A fun excuse to build your Dragonball dream team that unfortunately bogs down after a few weeks.
While no stranger to mobile games, the Dragonball franchise is not often linked with quality cell-phone games, especially outside of Japan. The newest attempt, Dragonball Legends, attempts to fuse real-time combat with RPG elements, tailored for quick play sessions. For the most part, it succeeds, delivering a satisfying Dragonball experience on the go.
Featuring a wholly-original story that follows a new Sayian from a different time, Dragonball Legends loosely justifies its main reason for existing – the ability to form teams of Dragonball characters across every series and media and have them beat the crap out of each other. Combat, the most important part of any Dragonball game, is done in real time, though there is less skill required than a traditional fighting game as most of the actions are carried out by selection various cards. There is a little tactical input, however, as characters have different types that must be matched or planned for, and combat dodges become a valuable skill later in the game. For a mobile game, the graphics are surprisingly good, and each special attack is appropriately flashy and devastating.
The real strength of Dragonball Legends is in its roster, which doesn’t disappoint.

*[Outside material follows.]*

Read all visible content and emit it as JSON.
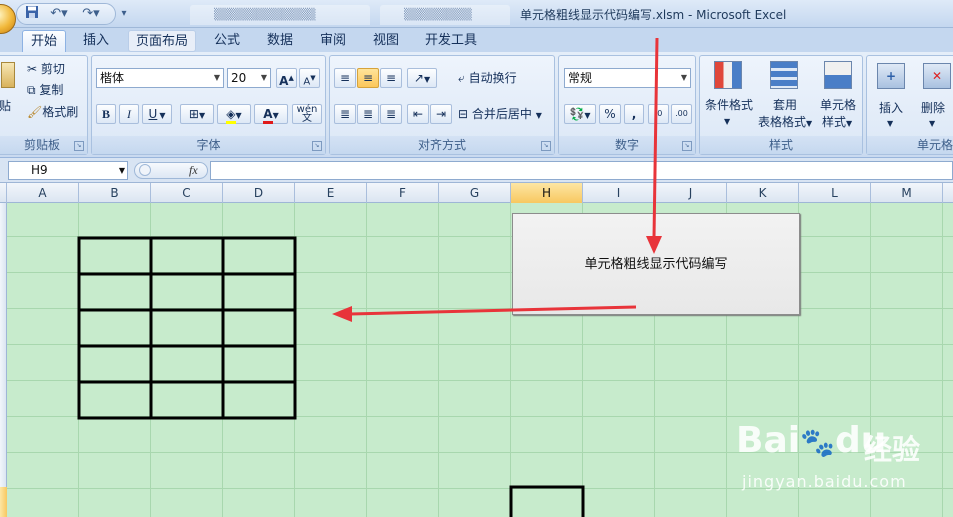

Obviously, characters like Goku, Frieza, and Piccolo are prominent, but the list extends into side characters such as the Ginyu Force, Paikuhan, and Pan. Each hails from a different ‘era’ in Dragonball lore, so several versions exist of each character, and each of those versions has their own special moves and abilities. Much of the early story mode can be beat with brute force, but as enemies grow stronger, a decent amount of team-building is required to reach high scores.
The game itself is packed with plenty of play modes to throw your custom team at. Real-time PVP, the story mode, challenges, dispatch missions, and more will give you plenty to tap away at, constantly earning rewards and leveling your characters and their abilities. It can be a little overwhelming at first, but a fairly decent tutorial will help acclimate new players. However, the tutorial stops once the item flood begins, and without an external, it could be difficult to know which items you should be getting for the best results.
Sadly, resource management is one of the areas where Dragonball Legends falls short. Like many other mobile games, it suffers from the ‘too many types of currency’ design, requiring different items for leveling up, training, boosting, and other various tasks. It detracts from the speed and simplicity of the game, and it’s obvious that some resources are purposely hidden behind low-drop rates (but of course are available for purchase with actual money). Thankfully, the drop ratio stays somewhat fair for the first few weeks, so it doesn’t feel like too much progress is locked down, but it’s still a drag to have to wait to play a game.
If Dragonball Legends was just a little easier to play constantly (without having to wait on energy) and a little more clear as to what the items and modes actually do, it would be a standout title. As it is though, it’s a fun way to pass a few hours for free through a simple, but enjoyable, story.